The Petrified Forest is a mini-album from Biosphere that draws its inspiration from a 1936 movie of the same name, and while that might seem fairly cut and dry, the aspect that Jenssen’s album continues to leave me with a sense of wonder, is just how gorgeous these tracks are; you can hear some playful and hopeful sounds on pieces like “This Is The End” or “Just One Kiss” that possibly boarders on romantic while songs like “Black Mesa” have a more ominous and desolate mood that permeates the landscape that is hinted at in the samples, which seemingly act as mood guides as the record progresses from the melancholy “Drifter” through to the closing moments of the album.
There are records that have a palpable cinematic quality which guide and usher listeners through a journey that seemingly tell stories without vocals or even words, and Biosphere certainly captures my attention in this manner by honing a number of musical motifs that are hypnotically entrancing without resorting to repetition alone as the primary component of his trance inducing suite; and this quality certainly makes a great deal of sense as The Petrified Forest is inspired by an old movie (also entitled The Petrified Forest) from 1936, and, even though this act (making a soundtrack or music inspired by an old movie) has been done previously, Biospheremakes an album that stands completely on its own owing naught but a few samples to its namesake.
The Petrified Forest is a moody and entirely enjoyable listening experience that still does not answer any of my questions because the record sits in line with the incredible consistency of the work of Biosphere, and while I keep playing the record over and over again, I keep looking for these answers as I listen and maybe that is it, that journey; or maybe that journey is the answer (or lack thereof) driving the artist and the listener on, “looking for something to believe, something worth living for…”
7.5 / 10
Iron Chic has its own kind of poetry.
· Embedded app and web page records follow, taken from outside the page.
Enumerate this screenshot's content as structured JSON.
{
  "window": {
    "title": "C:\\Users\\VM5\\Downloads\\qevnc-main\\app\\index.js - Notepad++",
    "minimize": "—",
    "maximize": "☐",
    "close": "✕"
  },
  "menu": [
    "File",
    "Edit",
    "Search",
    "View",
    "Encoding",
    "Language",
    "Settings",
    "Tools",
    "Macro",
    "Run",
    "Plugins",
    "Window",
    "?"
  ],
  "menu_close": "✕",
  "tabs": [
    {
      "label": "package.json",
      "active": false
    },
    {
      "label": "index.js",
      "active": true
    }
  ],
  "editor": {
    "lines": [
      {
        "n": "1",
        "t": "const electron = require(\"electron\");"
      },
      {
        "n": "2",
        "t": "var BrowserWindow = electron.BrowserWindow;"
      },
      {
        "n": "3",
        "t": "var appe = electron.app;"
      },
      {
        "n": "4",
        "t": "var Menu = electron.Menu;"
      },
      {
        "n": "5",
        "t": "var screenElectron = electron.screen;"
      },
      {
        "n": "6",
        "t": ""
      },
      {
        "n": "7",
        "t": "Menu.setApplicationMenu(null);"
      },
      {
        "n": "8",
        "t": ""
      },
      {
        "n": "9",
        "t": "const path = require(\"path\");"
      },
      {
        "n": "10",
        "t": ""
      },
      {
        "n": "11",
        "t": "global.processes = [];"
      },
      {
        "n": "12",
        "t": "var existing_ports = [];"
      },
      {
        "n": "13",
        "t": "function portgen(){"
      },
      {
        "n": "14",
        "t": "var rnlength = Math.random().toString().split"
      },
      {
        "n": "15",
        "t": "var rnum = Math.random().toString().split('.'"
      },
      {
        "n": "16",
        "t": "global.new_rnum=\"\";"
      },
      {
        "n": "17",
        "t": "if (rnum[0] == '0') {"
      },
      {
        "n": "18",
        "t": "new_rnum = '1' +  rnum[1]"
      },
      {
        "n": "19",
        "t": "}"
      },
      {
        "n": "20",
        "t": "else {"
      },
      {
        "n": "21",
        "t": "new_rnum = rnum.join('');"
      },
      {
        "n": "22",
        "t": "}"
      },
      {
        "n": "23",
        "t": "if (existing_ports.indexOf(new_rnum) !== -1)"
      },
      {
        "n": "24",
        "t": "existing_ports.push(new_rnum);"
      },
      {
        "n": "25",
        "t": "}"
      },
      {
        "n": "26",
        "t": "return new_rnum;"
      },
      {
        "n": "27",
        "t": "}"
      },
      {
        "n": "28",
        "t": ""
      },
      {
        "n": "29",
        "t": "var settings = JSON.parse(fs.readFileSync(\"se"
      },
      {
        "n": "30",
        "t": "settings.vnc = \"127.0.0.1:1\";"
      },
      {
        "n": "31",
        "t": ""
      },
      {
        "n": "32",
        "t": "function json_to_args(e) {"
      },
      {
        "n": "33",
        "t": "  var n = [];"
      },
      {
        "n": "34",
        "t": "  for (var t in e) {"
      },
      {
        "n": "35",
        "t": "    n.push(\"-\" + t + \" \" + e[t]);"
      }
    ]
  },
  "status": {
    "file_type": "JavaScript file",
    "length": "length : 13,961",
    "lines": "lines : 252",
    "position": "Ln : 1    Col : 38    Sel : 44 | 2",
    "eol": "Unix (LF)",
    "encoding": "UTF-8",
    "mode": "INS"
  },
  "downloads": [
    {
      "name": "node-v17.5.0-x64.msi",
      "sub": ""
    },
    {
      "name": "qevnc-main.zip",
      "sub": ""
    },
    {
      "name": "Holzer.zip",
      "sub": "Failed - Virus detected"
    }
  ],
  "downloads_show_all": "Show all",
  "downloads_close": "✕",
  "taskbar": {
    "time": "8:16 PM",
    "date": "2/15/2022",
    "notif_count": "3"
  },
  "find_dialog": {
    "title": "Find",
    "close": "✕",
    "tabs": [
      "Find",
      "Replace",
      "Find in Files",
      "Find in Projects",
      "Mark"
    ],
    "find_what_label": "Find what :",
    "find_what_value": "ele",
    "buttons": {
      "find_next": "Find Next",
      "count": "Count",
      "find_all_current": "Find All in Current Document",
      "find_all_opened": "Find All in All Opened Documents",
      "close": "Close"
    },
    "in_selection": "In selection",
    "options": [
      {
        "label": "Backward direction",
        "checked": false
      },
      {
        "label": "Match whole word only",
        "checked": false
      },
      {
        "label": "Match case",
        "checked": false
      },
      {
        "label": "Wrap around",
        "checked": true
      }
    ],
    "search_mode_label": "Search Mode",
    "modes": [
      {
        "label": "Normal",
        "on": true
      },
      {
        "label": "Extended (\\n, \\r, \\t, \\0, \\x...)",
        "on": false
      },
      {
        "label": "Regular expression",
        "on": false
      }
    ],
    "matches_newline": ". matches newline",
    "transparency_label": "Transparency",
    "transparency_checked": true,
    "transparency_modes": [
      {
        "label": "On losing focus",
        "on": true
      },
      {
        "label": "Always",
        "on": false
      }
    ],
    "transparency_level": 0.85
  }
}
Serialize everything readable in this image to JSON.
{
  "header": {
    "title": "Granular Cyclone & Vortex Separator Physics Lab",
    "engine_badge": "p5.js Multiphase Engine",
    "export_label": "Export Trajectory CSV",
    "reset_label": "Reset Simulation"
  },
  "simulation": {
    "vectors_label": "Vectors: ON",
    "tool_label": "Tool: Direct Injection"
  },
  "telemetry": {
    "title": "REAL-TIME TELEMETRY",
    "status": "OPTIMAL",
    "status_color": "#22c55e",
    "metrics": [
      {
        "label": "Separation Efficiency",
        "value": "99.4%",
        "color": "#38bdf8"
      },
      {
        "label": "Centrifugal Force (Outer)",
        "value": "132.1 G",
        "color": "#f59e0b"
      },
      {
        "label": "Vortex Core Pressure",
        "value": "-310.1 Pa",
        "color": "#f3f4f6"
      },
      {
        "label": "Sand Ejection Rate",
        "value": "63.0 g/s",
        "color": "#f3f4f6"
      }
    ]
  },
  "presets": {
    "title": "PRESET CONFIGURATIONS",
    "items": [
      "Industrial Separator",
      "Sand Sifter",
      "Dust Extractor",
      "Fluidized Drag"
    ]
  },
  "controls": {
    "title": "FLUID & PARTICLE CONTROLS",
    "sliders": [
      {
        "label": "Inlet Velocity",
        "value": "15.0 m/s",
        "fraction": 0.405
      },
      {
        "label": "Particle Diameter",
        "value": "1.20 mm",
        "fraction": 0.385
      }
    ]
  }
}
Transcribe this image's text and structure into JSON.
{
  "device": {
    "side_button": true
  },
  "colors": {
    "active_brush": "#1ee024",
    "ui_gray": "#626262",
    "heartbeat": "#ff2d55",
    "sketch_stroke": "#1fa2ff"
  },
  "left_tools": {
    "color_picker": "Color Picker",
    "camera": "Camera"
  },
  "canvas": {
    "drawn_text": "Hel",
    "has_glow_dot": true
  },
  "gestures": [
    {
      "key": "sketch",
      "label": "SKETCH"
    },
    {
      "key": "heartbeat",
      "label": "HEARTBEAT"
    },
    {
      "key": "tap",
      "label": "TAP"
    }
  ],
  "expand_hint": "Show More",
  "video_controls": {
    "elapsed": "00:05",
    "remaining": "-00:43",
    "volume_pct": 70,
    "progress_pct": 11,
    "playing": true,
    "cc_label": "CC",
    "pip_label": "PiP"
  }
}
It’s not quite the Off With Their Heads level of self-hatred, but it’s highly self-deprecating to the point of feeling playful and overblown in ...
Mastodon are no stranger to side projects. Hell, guitarist/vocalist Brent Hinds has released two in the last year alone, with his new Legend of the Seagullmen album due in September. ...
Looking for the SPB logo? You can download it in a range of styles and colours here:
Click anywhere outside this dialog to close it, or press escape.